WHAT IS BEING ASKED:
Below are the records; copy each line in which "heading" can be found.

MATERIAL FOR THIS EXERCISE:
*** Block opens ***
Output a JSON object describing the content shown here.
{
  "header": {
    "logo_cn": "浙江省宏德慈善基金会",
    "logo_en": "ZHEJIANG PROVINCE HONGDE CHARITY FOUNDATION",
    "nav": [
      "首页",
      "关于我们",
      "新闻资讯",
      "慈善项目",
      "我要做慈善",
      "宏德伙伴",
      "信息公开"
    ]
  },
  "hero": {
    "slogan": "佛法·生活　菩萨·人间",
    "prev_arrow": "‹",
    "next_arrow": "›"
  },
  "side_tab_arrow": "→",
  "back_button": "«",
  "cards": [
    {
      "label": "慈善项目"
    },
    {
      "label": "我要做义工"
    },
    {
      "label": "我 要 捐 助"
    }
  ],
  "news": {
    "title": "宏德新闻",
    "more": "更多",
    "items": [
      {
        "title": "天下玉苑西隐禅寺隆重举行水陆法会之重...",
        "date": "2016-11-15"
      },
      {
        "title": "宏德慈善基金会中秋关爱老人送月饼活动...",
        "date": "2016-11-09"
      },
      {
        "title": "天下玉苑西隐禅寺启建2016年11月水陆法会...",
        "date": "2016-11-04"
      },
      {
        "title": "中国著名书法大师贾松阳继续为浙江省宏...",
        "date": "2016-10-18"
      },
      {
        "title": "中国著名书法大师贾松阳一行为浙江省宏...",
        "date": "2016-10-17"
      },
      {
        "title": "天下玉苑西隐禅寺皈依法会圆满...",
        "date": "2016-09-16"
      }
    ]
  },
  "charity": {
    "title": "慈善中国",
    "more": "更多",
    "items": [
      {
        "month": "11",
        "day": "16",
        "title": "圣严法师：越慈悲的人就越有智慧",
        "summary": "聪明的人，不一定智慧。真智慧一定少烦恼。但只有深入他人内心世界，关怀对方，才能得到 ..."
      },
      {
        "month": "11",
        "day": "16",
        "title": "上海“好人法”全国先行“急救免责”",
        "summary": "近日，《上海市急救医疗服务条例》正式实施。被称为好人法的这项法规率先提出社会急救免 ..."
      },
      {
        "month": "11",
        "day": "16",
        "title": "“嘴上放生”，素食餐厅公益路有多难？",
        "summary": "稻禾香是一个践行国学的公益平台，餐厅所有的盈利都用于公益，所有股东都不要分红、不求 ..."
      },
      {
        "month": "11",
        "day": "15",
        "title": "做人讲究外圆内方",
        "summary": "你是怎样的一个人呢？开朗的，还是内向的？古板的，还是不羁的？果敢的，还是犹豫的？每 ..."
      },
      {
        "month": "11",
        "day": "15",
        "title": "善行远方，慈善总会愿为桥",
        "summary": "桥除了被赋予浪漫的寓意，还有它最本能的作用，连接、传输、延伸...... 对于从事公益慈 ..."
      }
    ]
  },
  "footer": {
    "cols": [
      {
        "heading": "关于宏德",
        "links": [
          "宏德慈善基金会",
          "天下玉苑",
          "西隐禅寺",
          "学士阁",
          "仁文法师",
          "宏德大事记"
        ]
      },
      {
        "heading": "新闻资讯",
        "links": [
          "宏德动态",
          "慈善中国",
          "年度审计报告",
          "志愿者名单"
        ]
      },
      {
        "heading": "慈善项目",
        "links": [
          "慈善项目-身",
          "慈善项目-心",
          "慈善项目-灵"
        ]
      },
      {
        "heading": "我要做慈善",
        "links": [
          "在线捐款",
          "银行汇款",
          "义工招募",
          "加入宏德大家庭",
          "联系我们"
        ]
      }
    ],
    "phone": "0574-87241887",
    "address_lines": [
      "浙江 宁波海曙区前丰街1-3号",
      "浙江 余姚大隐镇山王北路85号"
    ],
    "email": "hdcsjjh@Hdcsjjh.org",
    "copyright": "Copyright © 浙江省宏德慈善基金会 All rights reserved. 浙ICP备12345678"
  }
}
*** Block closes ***
RESPONSE AREA:
        "heading": "关于宏德",
        "heading": "新闻资讯",
        "heading": "慈善项目",
        "heading": "我要做慈善",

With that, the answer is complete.